Today, nearly 60% of the world population is connected to the internet. That’s more than 4.25 billion people – many of whom are connected through multiple instruments. As the numbers of users and connected devices rise even higher, and as we depend more and more on our devices to get work done, internet traffic will increase as well. Facilitating faster networks will be key, reducing congestion, and speeding the flow of data. To accommodate this, newer and more efficient iterations of Wi-Fi are being developed to connect all of your devices more seamlessly with existing internet hubs, channeling and managing the traffic so the 5G networks will not be overwhelmed.

Wi-Fi 6 (IEEE 802.11ax) is one of the new Wi-Fi standards that began to be deployed in late 2019. This and other new modes of Wi-Fi connectivity can be thought of as “high efficiency wireless.” Throughput speed for Wi-Fi 6 is significantly faster than older protocols – up to 11 Gigabits per second, or four times faster than the current standard, IEEE 802.11ac. Wi-Fi 6 also uses improved power-control methods to avoid interference with neighboring networks, and more efficient power management protocols.

The next time your workplace upgrades its routers, you could be connecting to the network, to your cloud, and ultimately to the world using Wi-Fi 6. Will you notice an immediate change? That all depends on how congested your current network is, and what sort of connectivity to the internet you presently have. What is certain is that continuing with outmoded wireless technology will slow you down.

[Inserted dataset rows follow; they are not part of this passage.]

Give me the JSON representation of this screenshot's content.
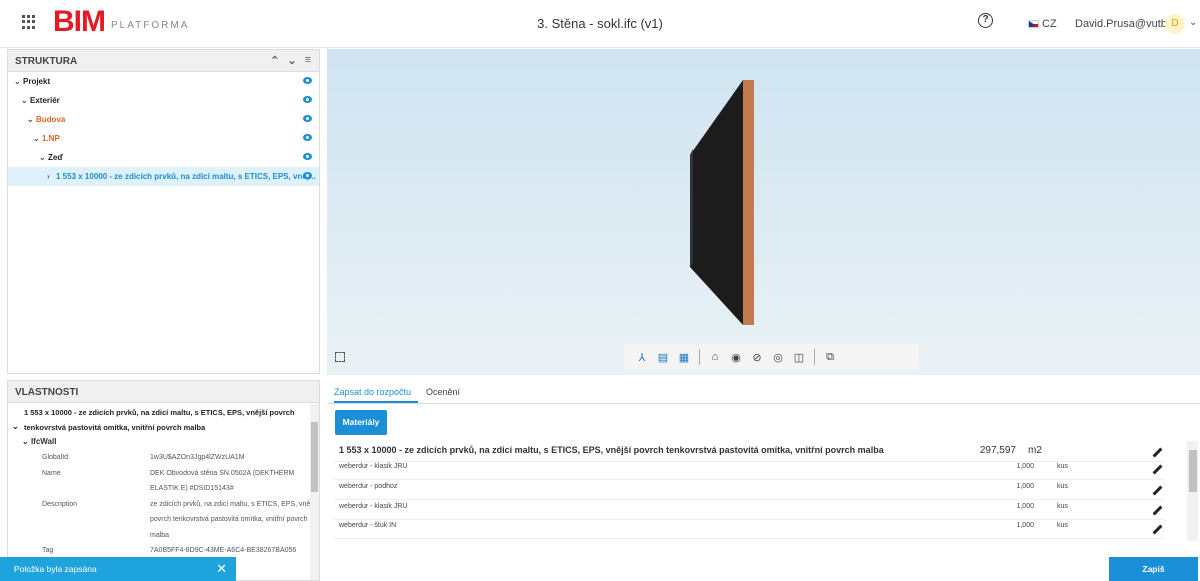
{
  "header": {
    "logo_main": "BIM",
    "logo_sub": "PLATFORMA",
    "title": "3. Stěna - sokl.ifc (v1)",
    "help_glyph": "?",
    "lang": "CZ",
    "user": "David.Prusa@vutbr.cz",
    "avatar": "D",
    "chevron": "⌄"
  },
  "structure": {
    "heading": "STRUKTURA",
    "items": [
      {
        "label": "Projekt",
        "chev": "⌄"
      },
      {
        "label": "Exteriér",
        "chev": "⌄"
      },
      {
        "label": "Budova",
        "chev": "⌄"
      },
      {
        "label": "1.NP",
        "chev": "⌄"
      },
      {
        "label": "Zeď",
        "chev": "⌄"
      },
      {
        "label": "1 553 x 10000 - ze zdicích prvků, na zdicí maltu, s ETICS, EPS, vněj...",
        "chev": "›"
      }
    ]
  },
  "viewer": {
    "toolbar_icons": [
      "axes-icon",
      "list-icon",
      "table-icon",
      "home-icon",
      "eye-icon",
      "hide-icon",
      "isolate-icon",
      "section-icon",
      "compare-icon"
    ]
  },
  "properties": {
    "heading": "VLASTNOSTI",
    "title": "1 553 x 10000 - ze zdicích prvků, na zdicí maltu, s ETICS, EPS, vnější povrch tenkovrstvá pastovitá omítka, vnitřní povrch malba",
    "section": "IfcWall",
    "rows": [
      {
        "key": "GlobalId",
        "value": "1w3U$AZOn3Jgp4lZWzUA1M"
      },
      {
        "key": "Name",
        "value": "DEK Obvodová stěna SN.0502A (DEKTHERM ELASTIK E) #DSID15143#"
      },
      {
        "key": "Description",
        "value": "ze zdicích prvků, na zdicí maltu, s ETICS, EPS, vnější povrch tenkovrstvá pastovitá omítka, vnitřní povrch malba"
      },
      {
        "key": "Tag",
        "value": "7A0B5FF4-8D9C-43ME-A6C4-BE38267BA056"
      }
    ]
  },
  "toast": {
    "text": "Položka byla zapsána",
    "close": "✕"
  },
  "budget": {
    "tab_write": "Zapsat do rozpočtu",
    "tab_price": "Ocenění",
    "materials_btn": "Materiály",
    "main_item": {
      "name": "1 553 x 10000 - ze zdicích prvků, na zdicí maltu, s ETICS, EPS, vnější povrch tenkovrstvá pastovitá omítka, vnitřní povrch malba",
      "qty": "297,597",
      "unit": "m2"
    },
    "items": [
      {
        "name": "weberdur - klasik JRU",
        "qty": "1,000",
        "unit": "kus"
      },
      {
        "name": "weberdur - podhoz",
        "qty": "1,000",
        "unit": "kus"
      },
      {
        "name": "weberdur - klasik JRU",
        "qty": "1,000",
        "unit": "kus"
      },
      {
        "name": "weberdur - štuk IN",
        "qty": "1,000",
        "unit": "kus"
      }
    ],
    "save_btn": "Zapiš"
  }
}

Don’t expect Wi-Fi 6 to be the final iteration of wireless connectivity, either. Like operating systems for computers and handheld devices, the technology to connect those devices is continually evolving. There is more to come on the technology front – things perhaps not yet even anticipated. One thing has become a certainty since George Jetson first flew to work at Spacely Sprockets: expect the unexpected. Steve Jobs always had “one more thing” to announce at the end of each of his keynote talks at Apple’s annual meetings. That “one more thing” usually turned out to be something transformative – the iPod, the iPhone, and iTunes among them. Whatever “one more things” get added, by whomever turns out to be the next Steve Jobs, or Bill Gates, or Elon Musk, it is certain to be every bit as transformative – and as unexpected.